A highly nimble micromanipulation experimental setup. Cells can be explored with advanced laser trapped microtools that extend the operator's sense of touch thanks to a specifically designed haptic teleoperated optical tweezers.

Under a microscope, nanoscale objects and tools can appear close enough for a researcher to touch. When the researcher attempts to manipulate such tiny things, however, it can be difficult to gauge how much force to apply without the ordinary sensory feedback that humans experience in the everyday world.
Adding a so-called “haptic” interface to optical tweezers could guide scientists to give the right amount of force to their microscopic manipulations. The biggest challenge involved in designing such an interface is to magnify the incredibly small forces needed for these manipulations—in the piconewton (pN) range—by a factor of 1012 to reach the range of human perception. Two French researchers recently reviewed the progress toward a practical setup for haptic optical tweezers and proposed improvements for such interfaces (Rev. Sci. Instrum. 84, 081301).
Haptic interfaces, or tactile feedback technologies, already have applications in the macroscale world, from flight simulators to video games. Such systems consist of sensors to detect motion, actuators to create motion and a means of transmitting the sense of motion between the user and objects of interest. According to review authors Cécile Pacoret and Stéphane Régnier of the Université de Pierre et Marie Curie in Paris, a Japanese group first integrated a haptic interface with optical tweezers in 2000, but the microscopic use of haptic technology was limited by the slow frame rates of then-available cameras and other bandwidth-limiting issues.
According to the authors, the deflection of laser beams to move tiny objects has a much faster response time than holding the laser fixed and moving the microscope's platform. Cameras with field-programmable gate arrays (FPGAs) or dynamic vision sensors provide fast data acquisition, although they require greater illumination of the microscope field.
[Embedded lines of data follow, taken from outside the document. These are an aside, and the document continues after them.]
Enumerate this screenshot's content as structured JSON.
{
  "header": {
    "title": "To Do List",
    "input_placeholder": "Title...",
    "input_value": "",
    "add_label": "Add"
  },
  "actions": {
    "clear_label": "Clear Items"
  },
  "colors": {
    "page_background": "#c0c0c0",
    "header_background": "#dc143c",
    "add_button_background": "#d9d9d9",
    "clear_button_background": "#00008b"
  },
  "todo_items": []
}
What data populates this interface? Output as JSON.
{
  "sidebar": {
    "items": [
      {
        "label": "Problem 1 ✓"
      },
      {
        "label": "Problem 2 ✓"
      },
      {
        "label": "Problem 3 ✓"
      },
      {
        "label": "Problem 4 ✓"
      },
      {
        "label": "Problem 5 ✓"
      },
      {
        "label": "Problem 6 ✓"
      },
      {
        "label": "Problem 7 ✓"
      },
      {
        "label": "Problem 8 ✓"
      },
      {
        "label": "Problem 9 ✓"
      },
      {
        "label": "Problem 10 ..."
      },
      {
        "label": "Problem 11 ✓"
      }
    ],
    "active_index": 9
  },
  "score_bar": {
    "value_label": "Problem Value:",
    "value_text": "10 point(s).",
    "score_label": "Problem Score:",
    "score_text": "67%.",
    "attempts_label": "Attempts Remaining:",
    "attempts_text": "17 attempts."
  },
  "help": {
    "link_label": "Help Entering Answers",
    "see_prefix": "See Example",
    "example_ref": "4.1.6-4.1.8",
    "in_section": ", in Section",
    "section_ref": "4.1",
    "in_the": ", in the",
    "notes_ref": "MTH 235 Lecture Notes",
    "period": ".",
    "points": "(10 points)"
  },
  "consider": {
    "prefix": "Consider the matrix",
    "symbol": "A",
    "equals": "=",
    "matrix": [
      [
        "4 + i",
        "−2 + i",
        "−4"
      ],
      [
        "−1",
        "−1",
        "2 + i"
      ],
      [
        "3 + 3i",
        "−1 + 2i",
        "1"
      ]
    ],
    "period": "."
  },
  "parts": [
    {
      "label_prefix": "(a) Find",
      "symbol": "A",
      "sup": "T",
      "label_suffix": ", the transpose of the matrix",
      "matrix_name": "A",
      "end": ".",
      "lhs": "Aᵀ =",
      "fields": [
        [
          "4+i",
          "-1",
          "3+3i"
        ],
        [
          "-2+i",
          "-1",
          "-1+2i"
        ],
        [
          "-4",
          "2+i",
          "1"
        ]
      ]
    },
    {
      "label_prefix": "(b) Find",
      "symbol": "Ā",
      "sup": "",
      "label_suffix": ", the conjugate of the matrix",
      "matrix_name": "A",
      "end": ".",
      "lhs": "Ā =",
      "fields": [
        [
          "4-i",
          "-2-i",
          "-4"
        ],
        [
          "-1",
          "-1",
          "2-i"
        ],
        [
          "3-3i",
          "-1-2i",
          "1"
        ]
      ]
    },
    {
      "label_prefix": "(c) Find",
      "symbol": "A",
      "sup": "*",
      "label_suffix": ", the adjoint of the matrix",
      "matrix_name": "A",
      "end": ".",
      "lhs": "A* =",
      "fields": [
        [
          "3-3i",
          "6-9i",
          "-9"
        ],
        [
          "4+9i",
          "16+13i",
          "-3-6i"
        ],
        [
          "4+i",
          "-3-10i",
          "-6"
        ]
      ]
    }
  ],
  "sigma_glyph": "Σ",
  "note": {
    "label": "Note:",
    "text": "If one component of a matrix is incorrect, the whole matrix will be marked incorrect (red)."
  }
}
Recent experiments have demonstrated holographic optical tweezers incorporating a liquid-crystal spatial light modulator and a fast CMOS camera. Complex image-processing algorithms also improve response and feedback.